== HOW TO COMPLETE THIS TASK ==
Needed from the entries below: every line that holds the word "title".

(EXERCISE DATA)

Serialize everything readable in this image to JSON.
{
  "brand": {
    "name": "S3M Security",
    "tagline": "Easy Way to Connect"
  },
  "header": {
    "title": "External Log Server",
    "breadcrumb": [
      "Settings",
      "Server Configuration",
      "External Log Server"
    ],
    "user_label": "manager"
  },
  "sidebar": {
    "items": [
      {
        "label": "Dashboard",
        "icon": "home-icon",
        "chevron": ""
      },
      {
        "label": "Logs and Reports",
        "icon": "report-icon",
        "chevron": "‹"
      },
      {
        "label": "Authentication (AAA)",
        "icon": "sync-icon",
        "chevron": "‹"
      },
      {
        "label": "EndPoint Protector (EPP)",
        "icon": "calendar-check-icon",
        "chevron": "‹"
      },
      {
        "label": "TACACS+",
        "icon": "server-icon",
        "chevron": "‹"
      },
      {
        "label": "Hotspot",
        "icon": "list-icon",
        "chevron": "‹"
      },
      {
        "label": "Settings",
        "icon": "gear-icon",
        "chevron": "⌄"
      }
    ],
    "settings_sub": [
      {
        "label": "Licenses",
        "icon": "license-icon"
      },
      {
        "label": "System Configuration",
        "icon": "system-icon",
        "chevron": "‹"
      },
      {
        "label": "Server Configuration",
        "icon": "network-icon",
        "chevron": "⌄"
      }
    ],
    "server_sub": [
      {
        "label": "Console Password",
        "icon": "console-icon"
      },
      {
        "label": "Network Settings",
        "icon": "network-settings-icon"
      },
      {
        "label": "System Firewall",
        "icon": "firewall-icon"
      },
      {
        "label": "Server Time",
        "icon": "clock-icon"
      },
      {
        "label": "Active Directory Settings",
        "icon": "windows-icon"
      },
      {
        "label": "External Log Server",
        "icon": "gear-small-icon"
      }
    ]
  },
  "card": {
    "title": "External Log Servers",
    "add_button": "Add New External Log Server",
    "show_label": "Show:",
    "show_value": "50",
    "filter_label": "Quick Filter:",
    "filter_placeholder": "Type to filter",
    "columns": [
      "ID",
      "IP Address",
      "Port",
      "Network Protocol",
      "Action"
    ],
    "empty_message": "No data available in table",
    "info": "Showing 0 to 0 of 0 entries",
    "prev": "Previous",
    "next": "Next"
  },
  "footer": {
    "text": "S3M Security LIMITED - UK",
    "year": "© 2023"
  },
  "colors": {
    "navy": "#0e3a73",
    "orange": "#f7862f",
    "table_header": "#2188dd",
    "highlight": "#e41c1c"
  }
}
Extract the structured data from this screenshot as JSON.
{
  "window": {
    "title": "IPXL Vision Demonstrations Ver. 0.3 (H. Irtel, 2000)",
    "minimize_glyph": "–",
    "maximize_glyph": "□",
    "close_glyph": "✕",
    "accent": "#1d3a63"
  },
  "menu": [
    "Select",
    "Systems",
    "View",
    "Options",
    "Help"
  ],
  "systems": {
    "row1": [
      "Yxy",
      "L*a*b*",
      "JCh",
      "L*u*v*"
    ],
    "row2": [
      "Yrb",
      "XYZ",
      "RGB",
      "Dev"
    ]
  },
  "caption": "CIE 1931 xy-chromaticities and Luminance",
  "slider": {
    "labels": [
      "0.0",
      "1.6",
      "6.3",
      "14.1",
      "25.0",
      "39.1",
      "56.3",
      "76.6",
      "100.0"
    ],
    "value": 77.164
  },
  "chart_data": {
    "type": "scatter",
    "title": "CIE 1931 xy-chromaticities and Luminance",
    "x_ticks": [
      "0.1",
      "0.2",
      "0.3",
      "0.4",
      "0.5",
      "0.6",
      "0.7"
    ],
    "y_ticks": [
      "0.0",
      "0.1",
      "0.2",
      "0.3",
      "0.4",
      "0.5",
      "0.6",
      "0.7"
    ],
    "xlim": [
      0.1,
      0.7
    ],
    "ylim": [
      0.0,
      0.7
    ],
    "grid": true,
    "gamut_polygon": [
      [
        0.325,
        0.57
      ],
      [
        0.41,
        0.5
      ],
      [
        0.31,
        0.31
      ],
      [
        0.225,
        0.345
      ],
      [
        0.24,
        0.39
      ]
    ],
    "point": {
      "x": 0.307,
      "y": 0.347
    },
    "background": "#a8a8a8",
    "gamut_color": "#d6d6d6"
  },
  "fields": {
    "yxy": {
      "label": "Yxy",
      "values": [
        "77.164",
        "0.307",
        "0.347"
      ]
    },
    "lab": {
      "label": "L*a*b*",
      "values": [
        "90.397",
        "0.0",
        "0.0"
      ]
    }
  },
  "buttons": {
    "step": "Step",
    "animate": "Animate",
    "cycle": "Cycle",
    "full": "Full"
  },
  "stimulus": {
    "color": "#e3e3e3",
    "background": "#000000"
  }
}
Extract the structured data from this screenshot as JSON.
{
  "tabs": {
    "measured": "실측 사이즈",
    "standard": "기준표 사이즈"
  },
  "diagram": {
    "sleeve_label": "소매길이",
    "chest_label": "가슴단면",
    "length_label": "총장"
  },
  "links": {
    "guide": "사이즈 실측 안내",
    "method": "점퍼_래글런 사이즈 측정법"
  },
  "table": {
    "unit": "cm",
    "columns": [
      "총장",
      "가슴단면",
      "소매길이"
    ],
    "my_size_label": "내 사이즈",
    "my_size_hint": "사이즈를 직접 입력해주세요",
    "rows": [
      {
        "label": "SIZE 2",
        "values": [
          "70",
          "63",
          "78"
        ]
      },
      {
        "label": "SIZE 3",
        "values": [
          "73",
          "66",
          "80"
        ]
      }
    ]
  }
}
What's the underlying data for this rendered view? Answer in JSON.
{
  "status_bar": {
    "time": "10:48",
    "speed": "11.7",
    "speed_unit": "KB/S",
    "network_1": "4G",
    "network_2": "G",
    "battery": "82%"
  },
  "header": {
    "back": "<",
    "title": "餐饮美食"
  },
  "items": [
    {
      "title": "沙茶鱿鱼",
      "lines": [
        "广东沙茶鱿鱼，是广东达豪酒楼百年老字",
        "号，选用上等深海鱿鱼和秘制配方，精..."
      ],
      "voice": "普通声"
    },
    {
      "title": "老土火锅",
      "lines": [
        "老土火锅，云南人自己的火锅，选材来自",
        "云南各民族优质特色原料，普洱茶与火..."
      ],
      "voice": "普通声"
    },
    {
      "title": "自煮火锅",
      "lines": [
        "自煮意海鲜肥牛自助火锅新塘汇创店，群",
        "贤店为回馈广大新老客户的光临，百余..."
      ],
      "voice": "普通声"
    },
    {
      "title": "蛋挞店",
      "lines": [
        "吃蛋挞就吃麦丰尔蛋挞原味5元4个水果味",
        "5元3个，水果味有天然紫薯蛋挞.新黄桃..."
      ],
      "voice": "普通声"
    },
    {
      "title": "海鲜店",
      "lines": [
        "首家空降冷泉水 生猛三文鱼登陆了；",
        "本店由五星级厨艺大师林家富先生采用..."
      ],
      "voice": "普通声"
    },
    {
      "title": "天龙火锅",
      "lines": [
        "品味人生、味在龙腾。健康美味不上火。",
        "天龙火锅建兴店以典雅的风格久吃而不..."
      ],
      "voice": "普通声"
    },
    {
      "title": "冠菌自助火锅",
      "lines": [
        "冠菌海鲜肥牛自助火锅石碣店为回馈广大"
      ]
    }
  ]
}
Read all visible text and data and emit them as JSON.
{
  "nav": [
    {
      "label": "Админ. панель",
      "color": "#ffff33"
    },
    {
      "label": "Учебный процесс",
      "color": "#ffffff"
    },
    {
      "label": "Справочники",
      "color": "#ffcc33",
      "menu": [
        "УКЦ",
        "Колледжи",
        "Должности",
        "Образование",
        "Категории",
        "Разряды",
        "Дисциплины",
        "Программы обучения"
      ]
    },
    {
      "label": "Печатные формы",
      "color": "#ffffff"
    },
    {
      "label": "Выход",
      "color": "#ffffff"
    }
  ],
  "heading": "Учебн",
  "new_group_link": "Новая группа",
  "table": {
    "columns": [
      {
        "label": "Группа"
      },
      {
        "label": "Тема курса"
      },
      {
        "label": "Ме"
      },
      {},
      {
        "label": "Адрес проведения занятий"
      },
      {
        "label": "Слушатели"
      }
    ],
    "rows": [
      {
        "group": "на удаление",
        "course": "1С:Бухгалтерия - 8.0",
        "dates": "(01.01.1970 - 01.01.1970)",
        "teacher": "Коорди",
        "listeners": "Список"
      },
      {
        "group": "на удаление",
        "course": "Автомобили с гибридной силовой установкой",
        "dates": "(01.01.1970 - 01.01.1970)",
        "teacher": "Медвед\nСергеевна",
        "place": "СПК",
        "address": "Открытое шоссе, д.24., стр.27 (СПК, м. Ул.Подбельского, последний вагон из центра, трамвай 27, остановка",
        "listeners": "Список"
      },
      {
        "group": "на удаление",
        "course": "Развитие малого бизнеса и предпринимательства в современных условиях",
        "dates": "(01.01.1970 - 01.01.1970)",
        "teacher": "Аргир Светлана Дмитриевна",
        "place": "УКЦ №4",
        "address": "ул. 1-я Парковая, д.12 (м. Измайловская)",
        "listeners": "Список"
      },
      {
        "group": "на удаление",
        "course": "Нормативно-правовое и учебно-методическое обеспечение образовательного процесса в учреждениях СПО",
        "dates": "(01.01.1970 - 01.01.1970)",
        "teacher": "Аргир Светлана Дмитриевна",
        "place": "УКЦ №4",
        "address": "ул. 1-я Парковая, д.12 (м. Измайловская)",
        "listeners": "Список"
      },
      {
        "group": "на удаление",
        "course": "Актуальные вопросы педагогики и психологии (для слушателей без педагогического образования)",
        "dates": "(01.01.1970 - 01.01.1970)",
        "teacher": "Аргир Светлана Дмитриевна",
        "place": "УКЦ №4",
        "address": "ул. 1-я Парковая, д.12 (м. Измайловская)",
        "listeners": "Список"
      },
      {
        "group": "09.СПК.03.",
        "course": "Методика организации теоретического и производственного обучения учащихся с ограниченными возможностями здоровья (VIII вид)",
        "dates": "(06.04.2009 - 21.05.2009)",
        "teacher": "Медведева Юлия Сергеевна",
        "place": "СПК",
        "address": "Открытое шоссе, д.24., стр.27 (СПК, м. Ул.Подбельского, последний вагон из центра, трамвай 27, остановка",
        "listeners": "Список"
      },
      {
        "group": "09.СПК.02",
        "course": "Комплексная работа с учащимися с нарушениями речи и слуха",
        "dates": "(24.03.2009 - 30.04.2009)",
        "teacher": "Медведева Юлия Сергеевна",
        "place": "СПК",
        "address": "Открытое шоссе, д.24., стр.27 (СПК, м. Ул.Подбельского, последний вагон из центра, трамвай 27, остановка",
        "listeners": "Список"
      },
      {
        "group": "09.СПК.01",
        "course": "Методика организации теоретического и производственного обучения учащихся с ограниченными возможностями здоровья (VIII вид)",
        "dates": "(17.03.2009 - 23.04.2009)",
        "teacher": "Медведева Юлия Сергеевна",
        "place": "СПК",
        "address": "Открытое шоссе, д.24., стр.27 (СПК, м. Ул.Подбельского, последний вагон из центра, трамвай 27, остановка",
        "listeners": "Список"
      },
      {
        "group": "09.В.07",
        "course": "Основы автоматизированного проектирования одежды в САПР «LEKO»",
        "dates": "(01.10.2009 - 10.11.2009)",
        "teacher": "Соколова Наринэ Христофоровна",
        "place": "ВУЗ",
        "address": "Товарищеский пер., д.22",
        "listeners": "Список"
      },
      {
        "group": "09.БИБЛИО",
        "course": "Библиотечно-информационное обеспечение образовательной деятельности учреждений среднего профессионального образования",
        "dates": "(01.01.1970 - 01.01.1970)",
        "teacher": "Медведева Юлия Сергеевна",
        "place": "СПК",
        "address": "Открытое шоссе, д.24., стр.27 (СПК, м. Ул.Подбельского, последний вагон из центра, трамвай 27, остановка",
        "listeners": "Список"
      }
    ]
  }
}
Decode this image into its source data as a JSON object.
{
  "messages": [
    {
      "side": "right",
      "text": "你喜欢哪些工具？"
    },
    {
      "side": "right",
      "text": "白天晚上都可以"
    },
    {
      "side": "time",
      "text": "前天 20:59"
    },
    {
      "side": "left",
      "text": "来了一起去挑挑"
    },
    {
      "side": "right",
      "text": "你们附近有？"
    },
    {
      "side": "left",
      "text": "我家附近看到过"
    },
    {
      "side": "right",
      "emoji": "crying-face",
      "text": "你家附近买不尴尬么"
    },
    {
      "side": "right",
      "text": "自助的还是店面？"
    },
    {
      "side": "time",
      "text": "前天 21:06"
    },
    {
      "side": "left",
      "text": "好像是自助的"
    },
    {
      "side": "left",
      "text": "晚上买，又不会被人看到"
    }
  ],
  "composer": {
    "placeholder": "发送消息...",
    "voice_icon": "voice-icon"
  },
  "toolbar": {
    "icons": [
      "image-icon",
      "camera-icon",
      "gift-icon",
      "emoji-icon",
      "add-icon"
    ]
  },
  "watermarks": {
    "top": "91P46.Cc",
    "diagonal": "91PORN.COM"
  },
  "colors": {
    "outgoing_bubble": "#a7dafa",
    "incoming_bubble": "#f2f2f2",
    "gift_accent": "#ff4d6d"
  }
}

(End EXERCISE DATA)

== ANSWER SPACE ==
    "title": "External Log Server",
    "title": "External Log Servers",
    "title": "IPXL Vision Demonstrations Ver. 0.3 (H. Irtel, 2000)",
    "title": "CIE 1931 xy-chromaticities and Luminance",
    "title": "餐饮美食"
      "title": "沙茶鱿鱼",
      "title": "老土火锅",
      "title": "自煮火锅",
      "title": "蛋挞店",
      "title": "海鲜店",
      "title": "天龙火锅",
      "title": "冠菌自助火锅",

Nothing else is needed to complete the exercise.